Input records below:

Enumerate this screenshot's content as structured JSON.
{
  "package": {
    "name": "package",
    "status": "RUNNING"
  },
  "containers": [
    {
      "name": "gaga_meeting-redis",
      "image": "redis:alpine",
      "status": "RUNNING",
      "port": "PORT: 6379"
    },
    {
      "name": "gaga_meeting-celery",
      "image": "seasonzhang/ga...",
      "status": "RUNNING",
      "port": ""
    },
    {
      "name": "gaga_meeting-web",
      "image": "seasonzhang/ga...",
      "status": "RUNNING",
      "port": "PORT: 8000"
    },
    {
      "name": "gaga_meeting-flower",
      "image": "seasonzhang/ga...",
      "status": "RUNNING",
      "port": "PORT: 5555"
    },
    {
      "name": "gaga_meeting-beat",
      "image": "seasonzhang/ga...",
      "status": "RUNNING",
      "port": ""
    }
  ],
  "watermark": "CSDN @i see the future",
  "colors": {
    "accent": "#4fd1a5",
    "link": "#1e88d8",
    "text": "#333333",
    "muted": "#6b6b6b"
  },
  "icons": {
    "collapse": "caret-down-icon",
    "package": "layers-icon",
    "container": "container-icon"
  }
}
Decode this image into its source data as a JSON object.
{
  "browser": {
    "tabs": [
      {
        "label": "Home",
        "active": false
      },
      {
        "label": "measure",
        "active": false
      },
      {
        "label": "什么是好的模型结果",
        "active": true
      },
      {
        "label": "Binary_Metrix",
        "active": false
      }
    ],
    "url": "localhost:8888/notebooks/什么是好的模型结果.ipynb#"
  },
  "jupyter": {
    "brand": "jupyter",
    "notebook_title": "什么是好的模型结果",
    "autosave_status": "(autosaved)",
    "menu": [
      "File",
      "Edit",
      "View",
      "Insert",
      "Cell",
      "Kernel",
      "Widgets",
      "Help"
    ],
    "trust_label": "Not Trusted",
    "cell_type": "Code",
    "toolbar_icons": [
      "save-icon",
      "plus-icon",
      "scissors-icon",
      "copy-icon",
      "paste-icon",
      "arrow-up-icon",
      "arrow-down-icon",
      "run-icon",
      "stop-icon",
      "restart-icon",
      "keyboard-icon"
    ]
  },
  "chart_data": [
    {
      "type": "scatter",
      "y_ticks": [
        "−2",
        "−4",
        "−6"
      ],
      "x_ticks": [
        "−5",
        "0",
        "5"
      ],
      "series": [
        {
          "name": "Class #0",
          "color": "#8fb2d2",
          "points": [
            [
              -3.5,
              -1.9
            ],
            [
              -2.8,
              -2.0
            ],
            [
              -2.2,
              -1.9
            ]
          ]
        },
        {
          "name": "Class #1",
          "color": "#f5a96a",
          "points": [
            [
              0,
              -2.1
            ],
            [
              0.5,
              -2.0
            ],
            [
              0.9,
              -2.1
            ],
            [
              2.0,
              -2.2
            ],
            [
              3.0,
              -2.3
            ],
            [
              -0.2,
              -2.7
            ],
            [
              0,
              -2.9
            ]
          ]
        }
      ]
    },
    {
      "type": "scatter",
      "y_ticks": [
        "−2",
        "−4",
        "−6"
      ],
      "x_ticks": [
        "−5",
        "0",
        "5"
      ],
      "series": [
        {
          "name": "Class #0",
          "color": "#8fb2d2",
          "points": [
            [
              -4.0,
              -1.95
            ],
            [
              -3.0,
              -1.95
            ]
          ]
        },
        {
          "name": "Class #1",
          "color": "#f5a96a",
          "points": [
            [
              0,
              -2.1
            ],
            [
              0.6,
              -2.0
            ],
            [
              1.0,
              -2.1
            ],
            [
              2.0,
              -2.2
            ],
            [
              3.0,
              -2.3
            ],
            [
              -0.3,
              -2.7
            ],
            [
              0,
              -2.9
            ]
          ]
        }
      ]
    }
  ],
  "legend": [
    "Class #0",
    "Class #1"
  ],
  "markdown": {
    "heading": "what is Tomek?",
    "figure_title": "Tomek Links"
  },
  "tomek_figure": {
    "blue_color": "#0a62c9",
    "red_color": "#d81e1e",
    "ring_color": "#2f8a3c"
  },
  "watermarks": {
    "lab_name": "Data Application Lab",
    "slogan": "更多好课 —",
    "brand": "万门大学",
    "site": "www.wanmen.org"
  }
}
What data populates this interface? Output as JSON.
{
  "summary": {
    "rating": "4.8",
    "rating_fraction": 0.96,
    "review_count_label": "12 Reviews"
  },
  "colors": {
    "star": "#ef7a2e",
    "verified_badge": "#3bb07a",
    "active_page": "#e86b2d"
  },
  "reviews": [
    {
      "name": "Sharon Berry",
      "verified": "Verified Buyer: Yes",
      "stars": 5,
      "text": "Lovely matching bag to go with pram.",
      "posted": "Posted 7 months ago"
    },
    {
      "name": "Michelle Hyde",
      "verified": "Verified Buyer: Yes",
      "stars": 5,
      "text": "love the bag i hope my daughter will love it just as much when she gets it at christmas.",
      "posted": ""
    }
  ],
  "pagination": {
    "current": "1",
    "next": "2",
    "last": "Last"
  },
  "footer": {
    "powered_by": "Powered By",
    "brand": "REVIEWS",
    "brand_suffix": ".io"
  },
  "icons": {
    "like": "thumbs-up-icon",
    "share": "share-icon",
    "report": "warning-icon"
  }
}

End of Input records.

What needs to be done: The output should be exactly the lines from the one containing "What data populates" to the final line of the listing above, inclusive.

Finished task:
What data populates this interface? Output as JSON.
{
  "summary": {
    "rating": "4.8",
    "rating_fraction": 0.96,
    "review_count_label": "12 Reviews"
  },
  "colors": {
    "star": "#ef7a2e",
    "verified_badge": "#3bb07a",
    "active_page": "#e86b2d"
  },
  "reviews": [
    {
      "name": "Sharon Berry",
      "verified": "Verified Buyer: Yes",
      "stars": 5,
      "text": "Lovely matching bag to go with pram.",
      "posted": "Posted 7 months ago"
    },
    {
      "name": "Michelle Hyde",
      "verified": "Verified Buyer: Yes",
      "stars": 5,
      "text": "love the bag i hope my daughter will love it just as much when she gets it at christmas.",
      "posted": ""
    }
  ],
  "pagination": {
    "current": "1",
    "next": "2",
    "last": "Last"
  },
  "footer": {
    "powered_by": "Powered By",
    "brand": "REVIEWS",
    "brand_suffix": ".io"
  },
  "icons": {
    "like": "thumbs-up-icon",
    "share": "share-icon",
    "report": "warning-icon"
  }
}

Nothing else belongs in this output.